EXERCISE
Without changing anything, reproduce every record below.

RECORDS PROVIDED
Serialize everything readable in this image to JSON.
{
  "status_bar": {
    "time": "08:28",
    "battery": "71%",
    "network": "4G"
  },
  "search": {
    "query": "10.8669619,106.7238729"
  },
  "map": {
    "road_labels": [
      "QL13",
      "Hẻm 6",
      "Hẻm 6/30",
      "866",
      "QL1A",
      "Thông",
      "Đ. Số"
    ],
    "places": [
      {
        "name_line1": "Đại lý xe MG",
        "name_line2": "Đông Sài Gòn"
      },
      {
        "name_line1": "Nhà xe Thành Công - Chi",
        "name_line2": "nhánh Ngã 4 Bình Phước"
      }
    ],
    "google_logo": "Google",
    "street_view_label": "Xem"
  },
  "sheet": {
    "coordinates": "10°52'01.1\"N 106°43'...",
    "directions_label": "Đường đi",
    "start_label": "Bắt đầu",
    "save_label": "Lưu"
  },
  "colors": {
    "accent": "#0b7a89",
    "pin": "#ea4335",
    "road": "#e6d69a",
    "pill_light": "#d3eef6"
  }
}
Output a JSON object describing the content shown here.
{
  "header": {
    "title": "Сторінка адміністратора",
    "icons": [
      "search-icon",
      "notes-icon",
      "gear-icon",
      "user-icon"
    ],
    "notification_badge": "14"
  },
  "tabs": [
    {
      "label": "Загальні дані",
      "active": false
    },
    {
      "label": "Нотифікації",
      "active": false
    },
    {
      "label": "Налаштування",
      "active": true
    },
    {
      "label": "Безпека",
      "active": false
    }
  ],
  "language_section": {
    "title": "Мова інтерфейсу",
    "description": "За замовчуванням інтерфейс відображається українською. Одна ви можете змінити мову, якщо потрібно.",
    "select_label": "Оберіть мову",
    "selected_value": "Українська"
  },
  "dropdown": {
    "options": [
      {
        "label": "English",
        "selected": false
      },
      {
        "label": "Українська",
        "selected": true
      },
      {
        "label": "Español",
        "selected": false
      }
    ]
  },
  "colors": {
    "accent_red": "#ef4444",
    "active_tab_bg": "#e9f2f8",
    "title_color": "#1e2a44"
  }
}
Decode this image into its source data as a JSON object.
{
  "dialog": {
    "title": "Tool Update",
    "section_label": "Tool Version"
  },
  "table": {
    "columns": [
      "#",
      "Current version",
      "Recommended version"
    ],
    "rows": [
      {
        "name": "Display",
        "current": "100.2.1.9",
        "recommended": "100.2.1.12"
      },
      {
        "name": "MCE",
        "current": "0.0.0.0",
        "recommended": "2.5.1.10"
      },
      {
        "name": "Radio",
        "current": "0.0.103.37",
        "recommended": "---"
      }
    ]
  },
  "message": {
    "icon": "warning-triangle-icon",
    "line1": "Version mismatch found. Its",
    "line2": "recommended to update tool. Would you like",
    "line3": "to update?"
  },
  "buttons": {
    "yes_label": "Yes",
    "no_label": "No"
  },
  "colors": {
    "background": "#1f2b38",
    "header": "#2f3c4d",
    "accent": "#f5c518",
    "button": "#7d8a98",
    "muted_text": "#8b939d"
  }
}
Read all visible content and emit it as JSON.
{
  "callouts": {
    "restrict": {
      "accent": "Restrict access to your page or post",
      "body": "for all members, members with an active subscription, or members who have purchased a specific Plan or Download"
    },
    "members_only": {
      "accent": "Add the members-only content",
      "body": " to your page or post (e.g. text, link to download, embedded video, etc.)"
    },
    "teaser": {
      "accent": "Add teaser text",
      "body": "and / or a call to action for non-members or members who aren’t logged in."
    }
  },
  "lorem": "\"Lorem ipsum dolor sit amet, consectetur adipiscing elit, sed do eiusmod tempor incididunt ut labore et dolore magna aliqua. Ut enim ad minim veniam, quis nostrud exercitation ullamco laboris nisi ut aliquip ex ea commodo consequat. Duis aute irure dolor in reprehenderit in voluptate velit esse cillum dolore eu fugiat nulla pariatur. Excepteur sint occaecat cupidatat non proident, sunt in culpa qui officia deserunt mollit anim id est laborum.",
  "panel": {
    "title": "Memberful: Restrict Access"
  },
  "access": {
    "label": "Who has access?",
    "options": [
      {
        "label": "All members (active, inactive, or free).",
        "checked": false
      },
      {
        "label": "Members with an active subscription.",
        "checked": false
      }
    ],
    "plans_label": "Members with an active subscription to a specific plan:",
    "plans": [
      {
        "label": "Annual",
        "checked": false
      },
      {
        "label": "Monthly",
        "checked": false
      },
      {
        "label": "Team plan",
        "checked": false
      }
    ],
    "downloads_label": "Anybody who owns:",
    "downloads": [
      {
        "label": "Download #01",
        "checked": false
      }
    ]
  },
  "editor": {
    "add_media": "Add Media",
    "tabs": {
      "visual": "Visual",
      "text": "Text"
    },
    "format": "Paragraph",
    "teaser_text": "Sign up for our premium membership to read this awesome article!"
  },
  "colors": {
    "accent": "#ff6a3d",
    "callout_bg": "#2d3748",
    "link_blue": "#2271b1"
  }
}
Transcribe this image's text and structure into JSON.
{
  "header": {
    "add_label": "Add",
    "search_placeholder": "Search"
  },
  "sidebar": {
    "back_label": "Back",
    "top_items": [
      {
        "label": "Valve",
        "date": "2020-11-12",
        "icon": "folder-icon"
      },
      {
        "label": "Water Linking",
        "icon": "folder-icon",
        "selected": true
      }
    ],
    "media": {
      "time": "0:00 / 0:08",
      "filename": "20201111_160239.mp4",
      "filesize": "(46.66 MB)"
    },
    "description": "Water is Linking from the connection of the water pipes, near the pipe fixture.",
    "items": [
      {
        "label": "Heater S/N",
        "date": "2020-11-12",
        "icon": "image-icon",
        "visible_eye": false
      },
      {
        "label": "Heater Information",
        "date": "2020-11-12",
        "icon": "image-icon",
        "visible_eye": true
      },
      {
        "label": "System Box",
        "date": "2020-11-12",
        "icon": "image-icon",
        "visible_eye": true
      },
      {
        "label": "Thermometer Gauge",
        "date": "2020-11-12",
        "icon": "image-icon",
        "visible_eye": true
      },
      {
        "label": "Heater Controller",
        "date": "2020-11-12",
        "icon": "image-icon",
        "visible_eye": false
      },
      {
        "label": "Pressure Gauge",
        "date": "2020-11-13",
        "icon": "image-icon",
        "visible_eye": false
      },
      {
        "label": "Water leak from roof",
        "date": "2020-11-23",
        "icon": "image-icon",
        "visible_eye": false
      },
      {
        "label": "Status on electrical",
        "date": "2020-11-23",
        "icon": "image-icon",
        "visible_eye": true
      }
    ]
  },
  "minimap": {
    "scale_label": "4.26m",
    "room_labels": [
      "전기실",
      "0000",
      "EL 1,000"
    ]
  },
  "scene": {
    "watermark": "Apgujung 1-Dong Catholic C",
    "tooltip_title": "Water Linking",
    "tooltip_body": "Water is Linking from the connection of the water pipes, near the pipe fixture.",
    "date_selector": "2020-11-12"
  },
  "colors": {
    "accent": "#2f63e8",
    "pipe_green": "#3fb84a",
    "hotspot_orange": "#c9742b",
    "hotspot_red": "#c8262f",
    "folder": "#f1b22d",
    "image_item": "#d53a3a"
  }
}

ANSWER BOX
Serialize everything readable in this image to JSON.
{
  "status_bar": {
    "time": "08:28",
    "battery": "71%",
    "network": "4G"
  },
  "search": {
    "query": "10.8669619,106.7238729"
  },
  "map": {
    "road_labels": [
      "QL13",
      "Hẻm 6",
      "Hẻm 6/30",
      "866",
      "QL1A",
      "Thông",
      "Đ. Số"
    ],
    "places": [
      {
        "name_line1": "Đại lý xe MG",
        "name_line2": "Đông Sài Gòn"
      },
      {
        "name_line1": "Nhà xe Thành Công - Chi",
        "name_line2": "nhánh Ngã 4 Bình Phước"
      }
    ],
    "google_logo": "Google",
    "street_view_label": "Xem"
  },
  "sheet": {
    "coordinates": "10°52'01.1\"N 106°43'...",
    "directions_label": "Đường đi",
    "start_label": "Bắt đầu",
    "save_label": "Lưu"
  },
  "colors": {
    "accent": "#0b7a89",
    "pin": "#ea4335",
    "road": "#e6d69a",
    "pill_light": "#d3eef6"
  }
}
Output a JSON object describing the content shown here.
{
  "header": {
    "title": "Сторінка адміністратора",
    "icons": [
      "search-icon",
      "notes-icon",
      "gear-icon",
      "user-icon"
    ],
    "notification_badge": "14"
  },
  "tabs": [
    {
      "label": "Загальні дані",
      "active": false
    },
    {
      "label": "Нотифікації",
      "active": false
    },
    {
      "label": "Налаштування",
      "active": true
    },
    {
      "label": "Безпека",
      "active": false
    }
  ],
  "language_section": {
    "title": "Мова інтерфейсу",
    "description": "За замовчуванням інтерфейс відображається українською. Одна ви можете змінити мову, якщо потрібно.",
    "select_label": "Оберіть мову",
    "selected_value": "Українська"
  },
  "dropdown": {
    "options": [
      {
        "label": "English",
        "selected": false
      },
      {
        "label": "Українська",
        "selected": true
      },
      {
        "label": "Español",
        "selected": false
      }
    ]
  },
  "colors": {
    "accent_red": "#ef4444",
    "active_tab_bg": "#e9f2f8",
    "title_color": "#1e2a44"
  }
}
Decode this image into its source data as a JSON object.
{
  "dialog": {
    "title": "Tool Update",
    "section_label": "Tool Version"
  },
  "table": {
    "columns": [
      "#",
      "Current version",
      "Recommended version"
    ],
    "rows": [
      {
        "name": "Display",
        "current": "100.2.1.9",
        "recommended": "100.2.1.12"
      },
      {
        "name": "MCE",
        "current": "0.0.0.0",
        "recommended": "2.5.1.10"
      },
      {
        "name": "Radio",
        "current": "0.0.103.37",
        "recommended": "---"
      }
    ]
  },
  "message": {
    "icon": "warning-triangle-icon",
    "line1": "Version mismatch found. Its",
    "line2": "recommended to update tool. Would you like",
    "line3": "to update?"
  },
  "buttons": {
    "yes_label": "Yes",
    "no_label": "No"
  },
  "colors": {
    "background": "#1f2b38",
    "header": "#2f3c4d",
    "accent": "#f5c518",
    "button": "#7d8a98",
    "muted_text": "#8b939d"
  }
}
Read all visible content and emit it as JSON.
{
  "callouts": {
    "restrict": {
      "accent": "Restrict access to your page or post",
      "body": "for all members, members with an active subscription, or members who have purchased a specific Plan or Download"
    },
    "members_only": {
      "accent": "Add the members-only content",
      "body": " to your page or post (e.g. text, link to download, embedded video, etc.)"
    },
    "teaser": {
      "accent": "Add teaser text",
      "body": "and / or a call to action for non-members or members who aren’t logged in."
    }
  },
  "lorem": "\"Lorem ipsum dolor sit amet, consectetur adipiscing elit, sed do eiusmod tempor incididunt ut labore et dolore magna aliqua. Ut enim ad minim veniam, quis nostrud exercitation ullamco laboris nisi ut aliquip ex ea commodo consequat. Duis aute irure dolor in reprehenderit in voluptate velit esse cillum dolore eu fugiat nulla pariatur. Excepteur sint occaecat cupidatat non proident, sunt in culpa qui officia deserunt mollit anim id est laborum.",
  "panel": {
    "title": "Memberful: Restrict Access"
  },
  "access": {
    "label": "Who has access?",
    "options": [
      {
        "label": "All members (active, inactive, or free).",
        "checked": false
      },
      {
        "label": "Members with an active subscription.",
        "checked": false
      }
    ],
    "plans_label": "Members with an active subscription to a specific plan:",
    "plans": [
      {
        "label": "Annual",
        "checked": false
      },
      {
        "label": "Monthly",
        "checked": false
      },
      {
        "label": "Team plan",
        "checked": false
      }
    ],
    "downloads_label": "Anybody who owns:",
    "downloads": [
      {
        "label": "Download #01",
        "checked": false
      }
    ]
  },
  "editor": {
    "add_media": "Add Media",
    "tabs": {
      "visual": "Visual",
      "text": "Text"
    },
    "format": "Paragraph",
    "teaser_text": "Sign up for our premium membership to read this awesome article!"
  },
  "colors": {
    "accent": "#ff6a3d",
    "callout_bg": "#2d3748",
    "link_blue": "#2271b1"
  }
}
Transcribe this image's text and structure into JSON.
{
  "header": {
    "add_label": "Add",
    "search_placeholder": "Search"
  },
  "sidebar": {
    "back_label": "Back",
    "top_items": [
      {
        "label": "Valve",
        "date": "2020-11-12",
        "icon": "folder-icon"
      },
      {
        "label": "Water Linking",
        "icon": "folder-icon",
        "selected": true
      }
    ],
    "media": {
      "time": "0:00 / 0:08",
      "filename": "20201111_160239.mp4",
      "filesize": "(46.66 MB)"
    },
    "description": "Water is Linking from the connection of the water pipes, near the pipe fixture.",
    "items": [
      {
        "label": "Heater S/N",
        "date": "2020-11-12",
        "icon": "image-icon",
        "visible_eye": false
      },
      {
        "label": "Heater Information",
        "date": "2020-11-12",
        "icon": "image-icon",
        "visible_eye": true
      },
      {
        "label": "System Box",
        "date": "2020-11-12",
        "icon": "image-icon",
        "visible_eye": true
      },
      {
        "label": "Thermometer Gauge",
        "date": "2020-11-12",
        "icon": "image-icon",
        "visible_eye": true
      },
      {
        "label": "Heater Controller",
        "date": "2020-11-12",
        "icon": "image-icon",
        "visible_eye": false
      },
      {
        "label": "Pressure Gauge",
        "date": "2020-11-13",
        "icon": "image-icon",
        "visible_eye": false
      },
      {
        "label": "Water leak from roof",
        "date": "2020-11-23",
        "icon": "image-icon",
        "visible_eye": false
      },
      {
        "label": "Status on electrical",
        "date": "2020-11-23",
        "icon": "image-icon",
        "visible_eye": true
      }
    ]
  },
  "minimap": {
    "scale_label": "4.26m",
    "room_labels": [
      "전기실",
      "0000",
      "EL 1,000"
    ]
  },
  "scene": {
    "watermark": "Apgujung 1-Dong Catholic C",
    "tooltip_title": "Water Linking",
    "tooltip_body": "Water is Linking from the connection of the water pipes, near the pipe fixture.",
    "date_selector": "2020-11-12"
  },
  "colors": {
    "accent": "#2f63e8",
    "pipe_green": "#3fb84a",
    "hotspot_orange": "#c9742b",
    "hotspot_red": "#c8262f",
    "folder": "#f1b22d",
    "image_item": "#d53a3a"
  }
}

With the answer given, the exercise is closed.